I’ve mentioned Brains before. Brains don’t attack you directly, but rather, make all the other monsters on the level a little smarter, giving them access to a simple pathing algorithm that tells them how to get aorund obstacles without getting stuck. Intriguingly, it seems like Brains don’t so much tell the monsters what to do as give them a better perspective on the world. Ordinarily, roaches try to get as close to you as possible, roach queens try to get as far away from you as possible, goblins try to avoid your sword and charge you from the back or side, wraithwings try to stay 5 squares away from you until they can mob you in a group. Brains change none of this. They just change how the monsters assess distance. Without a Brain, roach queens tend to get stuck in corners, where there’s only 3 empty adjacent tiles to spawn new roaches in. With a Brain, you can wind up chasing a queen around a loop if you’re not careful. Serpents seem to be a special case, or perhaps just expose a little more of the general case than the other monsters. Ordinarily, a serpent will make a beeline for you if you’re directly in line with its head horizontally or vertically, and otherwise wiggle around according to a set of rules too complicated to describe here. Add a Brain, and the serpent seems to regard you as always directly in line with its head, and will head towards you according to the same distance rules as everything else.

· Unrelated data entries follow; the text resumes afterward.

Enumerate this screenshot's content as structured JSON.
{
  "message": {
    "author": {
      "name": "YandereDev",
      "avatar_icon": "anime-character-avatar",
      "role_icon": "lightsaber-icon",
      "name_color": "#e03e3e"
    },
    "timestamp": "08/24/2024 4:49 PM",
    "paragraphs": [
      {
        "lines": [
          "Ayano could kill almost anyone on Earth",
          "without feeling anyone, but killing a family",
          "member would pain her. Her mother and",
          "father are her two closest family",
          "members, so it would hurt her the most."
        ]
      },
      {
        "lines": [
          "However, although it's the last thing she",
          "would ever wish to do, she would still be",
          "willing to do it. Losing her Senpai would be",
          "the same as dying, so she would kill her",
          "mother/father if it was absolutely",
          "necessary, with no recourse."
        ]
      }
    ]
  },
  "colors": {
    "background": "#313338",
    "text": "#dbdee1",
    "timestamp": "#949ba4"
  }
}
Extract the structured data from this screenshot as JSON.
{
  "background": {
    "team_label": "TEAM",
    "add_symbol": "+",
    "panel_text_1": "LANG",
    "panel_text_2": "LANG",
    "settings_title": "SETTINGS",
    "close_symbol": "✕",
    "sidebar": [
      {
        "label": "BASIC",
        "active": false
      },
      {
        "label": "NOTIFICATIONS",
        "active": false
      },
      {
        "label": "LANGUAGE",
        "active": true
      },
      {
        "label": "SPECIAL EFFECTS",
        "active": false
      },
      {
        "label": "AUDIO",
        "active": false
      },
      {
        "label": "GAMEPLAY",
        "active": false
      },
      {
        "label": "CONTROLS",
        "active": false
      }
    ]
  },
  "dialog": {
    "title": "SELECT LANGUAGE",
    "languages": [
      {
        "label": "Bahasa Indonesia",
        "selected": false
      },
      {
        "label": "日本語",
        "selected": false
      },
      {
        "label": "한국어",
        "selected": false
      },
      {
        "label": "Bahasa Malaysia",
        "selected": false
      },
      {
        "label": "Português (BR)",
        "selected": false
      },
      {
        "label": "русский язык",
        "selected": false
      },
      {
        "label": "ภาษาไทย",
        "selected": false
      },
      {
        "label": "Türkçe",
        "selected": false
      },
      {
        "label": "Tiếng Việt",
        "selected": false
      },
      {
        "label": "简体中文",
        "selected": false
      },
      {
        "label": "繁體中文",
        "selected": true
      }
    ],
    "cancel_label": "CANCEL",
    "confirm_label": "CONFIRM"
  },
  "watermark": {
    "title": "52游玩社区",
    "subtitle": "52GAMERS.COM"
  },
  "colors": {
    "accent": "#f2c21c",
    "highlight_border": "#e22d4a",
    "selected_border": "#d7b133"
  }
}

The main effect of Brains is to erase some of your most useful tactics. You can’t just get a pile of roaches stuck behind a wall where you don’t have to worry about them immediately. Everything that’s awake and not completely isolated knows how to find you. Instead, your movements have to be geared towards making sure you don’t have to fend off monsters from multiple directions at once. If you can get them all lined up in front of you in a hallway, it’s really no worse than normal. In fact, the Brain can make things easier at that point, by guiding all the monsters to you so you don’t have to hunt them down.
In fact, there’s one puzzle where this is completely necessary: in one part of the room, there’s a roach in a sort of labyrinth where every passable tile is a trap door. You can’t go into this labyrinth, because the trap doors would collapse behind you and you’d have no way out, and it’s set up to be impossible to lead the roach out by the normal roach movement rules. No, you just have to wait for the Brain in the room to guide it out, which means refraining from killing the Brain. It’s kind of like refraining from killing the tar mother in that room I described in my last post. Come to think of it, we can probably generalize this to a pattern: situational advantages of things normally regarded as enemies or obstacles. There’s a whole floor devoted to using goblins to kill serpents. Even the humble roach can be used as an obstacle to keep wraithwings from fleeing out of sword-range. It strikes me that one of the big strengths of the DROD ruleset is that it’s rich enough to support situations like this. Everything has some potential use.